The DUP denounced this as an attempt to break the UK, but sources said they might reconsider their decision if the safety net came with its own bumper – the so-called "Stormont lock".

This would allow the assembly to have a veto over the EU rules that would apply if and if the rest of the UK diverged from the laws of the EU. EU. The DUP rejected the lock at the time as "aesthetic and meaningless" because it was not legally binding.

Some, however, believe that governance by Stormont could be part of the solution if it was incorporated into the withdrawal agreement.

The frustration comes after a week of shuttle diplomacy during which Boris Johnson flew to Dublin for his first face-to-face meeting with Varadkar since he became prime minister.

In what appeared to be an evolution of his "do not do or don'ts" policy, Johnson said his absolute preference was for an agreement, saying it would be a "policy failure" for all concerned. They were unable to hit a treat.

His change of tone led many people to believe that the mood music had changed and that the space had been cleared for an agreement centered on the original backstop of Northern Ireland.

Phil Hogan, the EU's new trade commissioner and ally of Varadkar, said he detected a change of position offering a glimmer of hope for an agreement.

"I also note that the British Prime Minister has moved away from his position … where he is now ready to examine the divergence of certain rules and regulations on the island of Ireland from the Kingdom United, "he said.

Many believe that this could only survive if the backstop was renamed because it is now considered a toxic term.

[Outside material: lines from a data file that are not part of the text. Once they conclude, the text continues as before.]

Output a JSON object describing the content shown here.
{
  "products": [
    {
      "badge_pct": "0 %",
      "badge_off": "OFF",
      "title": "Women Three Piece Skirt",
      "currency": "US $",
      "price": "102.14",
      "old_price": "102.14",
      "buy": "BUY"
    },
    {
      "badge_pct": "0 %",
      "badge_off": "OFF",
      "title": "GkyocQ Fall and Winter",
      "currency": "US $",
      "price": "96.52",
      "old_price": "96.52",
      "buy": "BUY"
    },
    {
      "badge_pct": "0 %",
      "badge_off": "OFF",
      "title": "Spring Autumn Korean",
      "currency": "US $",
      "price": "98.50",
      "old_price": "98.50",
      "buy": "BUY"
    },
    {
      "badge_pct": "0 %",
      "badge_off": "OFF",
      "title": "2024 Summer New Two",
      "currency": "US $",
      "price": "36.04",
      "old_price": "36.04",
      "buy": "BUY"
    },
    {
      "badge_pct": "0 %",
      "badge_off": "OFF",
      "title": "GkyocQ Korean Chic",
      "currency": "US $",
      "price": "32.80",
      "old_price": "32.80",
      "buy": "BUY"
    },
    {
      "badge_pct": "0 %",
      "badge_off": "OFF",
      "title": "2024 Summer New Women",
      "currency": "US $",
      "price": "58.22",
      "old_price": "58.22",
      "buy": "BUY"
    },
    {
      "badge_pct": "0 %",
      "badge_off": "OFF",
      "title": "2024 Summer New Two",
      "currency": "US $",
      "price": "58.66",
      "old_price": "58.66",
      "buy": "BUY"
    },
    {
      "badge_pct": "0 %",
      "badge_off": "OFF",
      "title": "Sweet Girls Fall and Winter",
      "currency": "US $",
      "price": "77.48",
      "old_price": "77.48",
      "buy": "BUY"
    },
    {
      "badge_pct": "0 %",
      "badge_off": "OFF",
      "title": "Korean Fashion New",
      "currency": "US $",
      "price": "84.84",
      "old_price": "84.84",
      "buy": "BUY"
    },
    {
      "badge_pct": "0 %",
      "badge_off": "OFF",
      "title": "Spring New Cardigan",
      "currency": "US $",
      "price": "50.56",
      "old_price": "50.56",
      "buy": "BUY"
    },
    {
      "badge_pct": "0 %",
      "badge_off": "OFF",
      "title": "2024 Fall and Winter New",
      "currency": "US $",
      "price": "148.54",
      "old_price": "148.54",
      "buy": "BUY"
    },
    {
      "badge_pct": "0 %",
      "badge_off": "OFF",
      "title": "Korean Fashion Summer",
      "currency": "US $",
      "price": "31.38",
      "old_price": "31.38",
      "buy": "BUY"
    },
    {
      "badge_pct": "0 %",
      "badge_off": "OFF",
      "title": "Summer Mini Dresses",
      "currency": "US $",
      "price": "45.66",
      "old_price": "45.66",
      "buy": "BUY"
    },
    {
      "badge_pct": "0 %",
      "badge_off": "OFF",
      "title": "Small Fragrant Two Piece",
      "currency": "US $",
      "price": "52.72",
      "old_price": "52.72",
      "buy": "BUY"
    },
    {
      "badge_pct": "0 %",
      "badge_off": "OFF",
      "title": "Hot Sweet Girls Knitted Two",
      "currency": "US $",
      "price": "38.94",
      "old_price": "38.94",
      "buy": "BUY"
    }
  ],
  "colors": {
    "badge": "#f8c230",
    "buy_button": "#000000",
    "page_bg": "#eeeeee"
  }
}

Hogan told RTE: "There are already constitutional problems in the withdrawal agreement that may have to be solved if this request is made.Of course, we can examine it.